Directions -
Each line of the entries that mentions the string "index" needs to be reported.

Given data -
+++++
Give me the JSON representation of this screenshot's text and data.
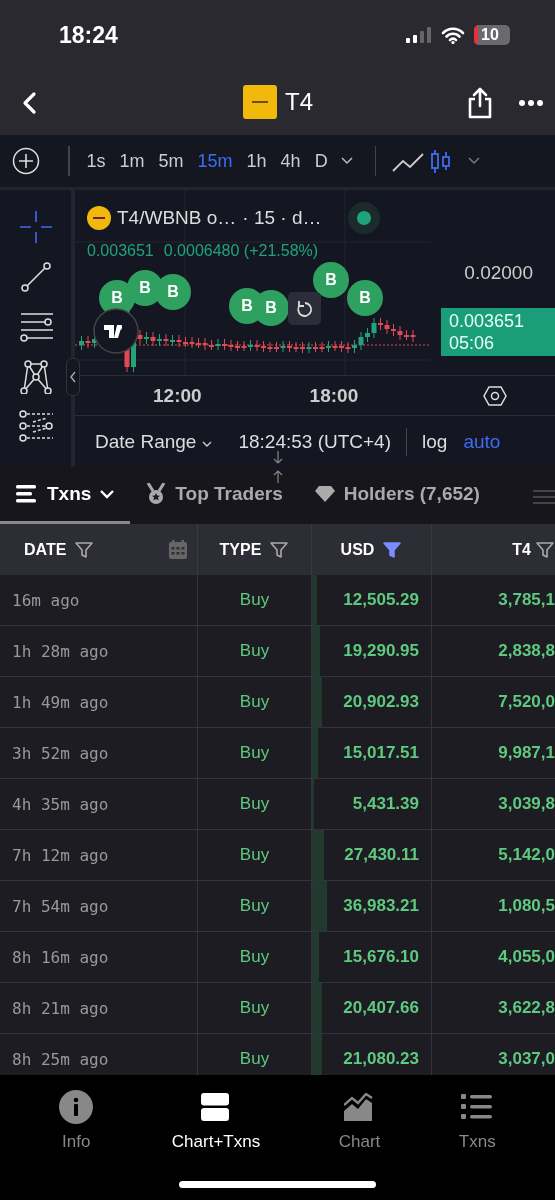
{
  "status_bar": {
    "time": "18:24",
    "battery": "10"
  },
  "nav": {
    "title": "T4"
  },
  "timeframes": [
    {
      "label": "1s",
      "selected": false
    },
    {
      "label": "1m",
      "selected": false
    },
    {
      "label": "5m",
      "selected": false
    },
    {
      "label": "15m",
      "selected": true
    },
    {
      "label": "1h",
      "selected": false
    },
    {
      "label": "4h",
      "selected": false
    },
    {
      "label": "D",
      "selected": false
    }
  ],
  "chart_types": [
    {
      "kind": "line",
      "selected": false
    },
    {
      "kind": "candles",
      "selected": true
    }
  ],
  "chart": {
    "pair": "T4/WBNB o…",
    "interval": "· 15 · d…",
    "price": "0.003651",
    "change": "0.0006480 (+21.58%)",
    "price_tick": "0.02000",
    "last_price": "0.003651",
    "countdown": "05:06",
    "time_labels": [
      "12:00",
      "18:00"
    ],
    "trade_markers": [
      {
        "label": "B"
      },
      {
        "label": "B"
      },
      {
        "label": "B"
      },
      {
        "label": "B"
      },
      {
        "label": "B"
      },
      {
        "label": "B"
      },
      {
        "label": "B"
      }
    ]
  },
  "chart_footer": {
    "date_range": "Date Range",
    "clock": "18:24:53 (UTC+4)",
    "scales": [
      {
        "label": "log",
        "selected": false
      },
      {
        "label": "auto",
        "selected": true
      }
    ]
  },
  "tabs": [
    {
      "label": "Txns",
      "selected": true
    },
    {
      "label": "Top Traders",
      "selected": false
    },
    {
      "label": "Holders (7,652)",
      "selected": false
    }
  ],
  "table": {
    "columns": [
      {
        "label": "DATE",
        "filter_active": false
      },
      {
        "label": "TYPE",
        "filter_active": false
      },
      {
        "label": "USD",
        "filter_active": true
      },
      {
        "label": "T4",
        "filter_active": false
      }
    ],
    "rows": [
      {
        "date": "16m ago",
        "type": "Buy",
        "usd": "12,505.29",
        "level": 0.04,
        "t4": "3,785,1"
      },
      {
        "date": "1h 28m ago",
        "type": "Buy",
        "usd": "19,290.95",
        "level": 0.07,
        "t4": "2,838,8"
      },
      {
        "date": "1h 49m ago",
        "type": "Buy",
        "usd": "20,902.93",
        "level": 0.08,
        "t4": "7,520,0"
      },
      {
        "date": "3h 52m ago",
        "type": "Buy",
        "usd": "15,017.51",
        "level": 0.05,
        "t4": "9,987,1"
      },
      {
        "date": "4h 35m ago",
        "type": "Buy",
        "usd": "5,431.39",
        "level": 0.02,
        "t4": "3,039,8"
      },
      {
        "date": "7h 12m ago",
        "type": "Buy",
        "usd": "27,430.11",
        "level": 0.1,
        "t4": "5,142,0"
      },
      {
        "date": "7h 54m ago",
        "type": "Buy",
        "usd": "36,983.21",
        "level": 0.13,
        "t4": "1,080,5"
      },
      {
        "date": "8h 16m ago",
        "type": "Buy",
        "usd": "15,676.10",
        "level": 0.06,
        "t4": "4,055,0"
      },
      {
        "date": "8h 21m ago",
        "type": "Buy",
        "usd": "20,407.66",
        "level": 0.08,
        "t4": "3,622,8"
      },
      {
        "date": "8h 25m ago",
        "type": "Buy",
        "usd": "21,080.23",
        "level": 0.08,
        "t4": "3,037,0"
      }
    ]
  },
  "bottom_nav": [
    {
      "label": "Info",
      "selected": false
    },
    {
      "label": "Chart+Txns",
      "selected": true
    },
    {
      "label": "Chart",
      "selected": false
    },
    {
      "label": "Txns",
      "selected": false
    }
  ]
}
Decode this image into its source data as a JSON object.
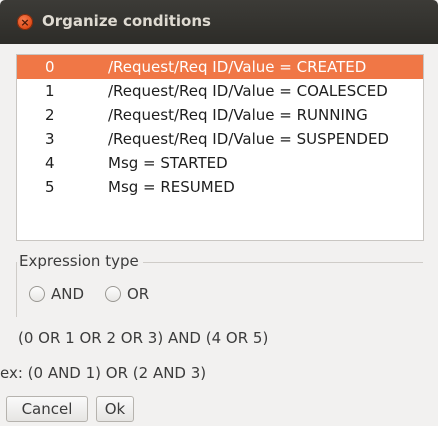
{
  "window": {
    "title": "Organize conditions",
    "close_glyph": "×"
  },
  "conditions": [
    {
      "index": "0",
      "text": "/Request/Req ID/Value = CREATED",
      "selected": true
    },
    {
      "index": "1",
      "text": "/Request/Req ID/Value = COALESCED",
      "selected": false
    },
    {
      "index": "2",
      "text": "/Request/Req ID/Value = RUNNING",
      "selected": false
    },
    {
      "index": "3",
      "text": "/Request/Req ID/Value = SUSPENDED",
      "selected": false
    },
    {
      "index": "4",
      "text": "Msg = STARTED",
      "selected": false
    },
    {
      "index": "5",
      "text": "Msg = RESUMED",
      "selected": false
    }
  ],
  "expression_type": {
    "title": "Expression type",
    "options": [
      "AND",
      "OR"
    ],
    "selected": null
  },
  "expression": "(0 OR 1 OR 2 OR 3) AND (4 OR 5)",
  "example": "ex: (0 AND 1) OR (2 AND 3)",
  "buttons": {
    "cancel": "Cancel",
    "ok": "Ok"
  },
  "colors": {
    "selection": "#f07746",
    "titlebar": "#3c3b37",
    "close_button": "#dd4814"
  }
}
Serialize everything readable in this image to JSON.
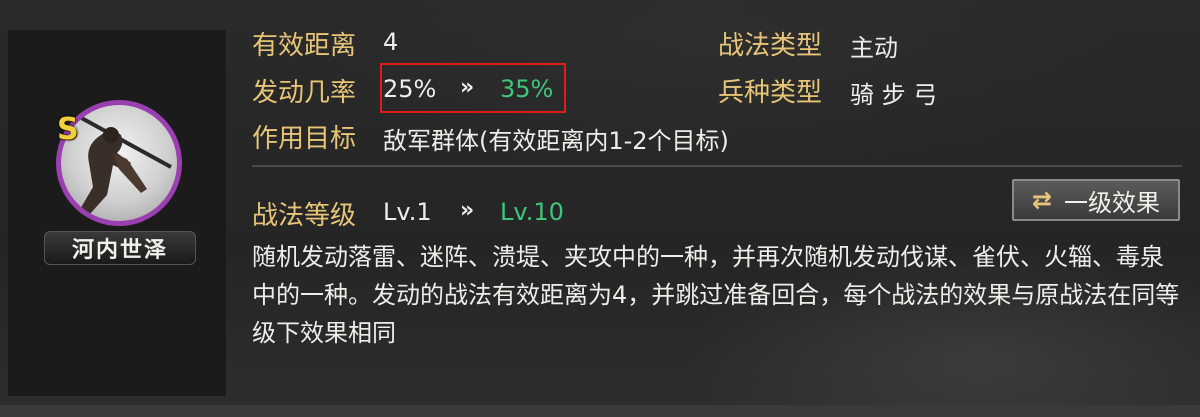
{
  "general": {
    "name": "河内世泽",
    "grade": "S"
  },
  "stats": {
    "range_label": "有效距离",
    "range_value": "4",
    "type_label": "战法类型",
    "type_value": "主动",
    "rate_label": "发动几率",
    "rate_current": "25%",
    "rate_next": "35%",
    "rate_arrow": "»",
    "troop_label": "兵种类型",
    "troop_value": "骑 步 弓",
    "target_label": "作用目标",
    "target_value": "敌军群体(有效距离内1-2个目标)"
  },
  "level": {
    "label": "战法等级",
    "current": "Lv.1",
    "next": "Lv.10",
    "arrow": "»"
  },
  "effect_button": {
    "label": "一级效果",
    "icon": "swap-arrows-icon"
  },
  "description": "随机发动落雷、迷阵、溃堤、夹攻中的一种，并再次随机发动伐谋、雀伏、火辎、毒泉中的一种。发动的战法有效距离为4，并跳过准备回合，每个战法的效果与原战法在同等级下效果相同",
  "colors": {
    "label_gold": "#e7c578",
    "upgrade_green": "#3ec77a",
    "highlight_red": "#e01b1b",
    "portrait_ring_purple": "#9a3fb0",
    "grade_yellow": "#f0cf3a"
  }
}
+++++
Written response -
      "index": "0",
      "index": "1",
      "index": "2",
      "index": "3",
      "index": "4",
      "index": "5",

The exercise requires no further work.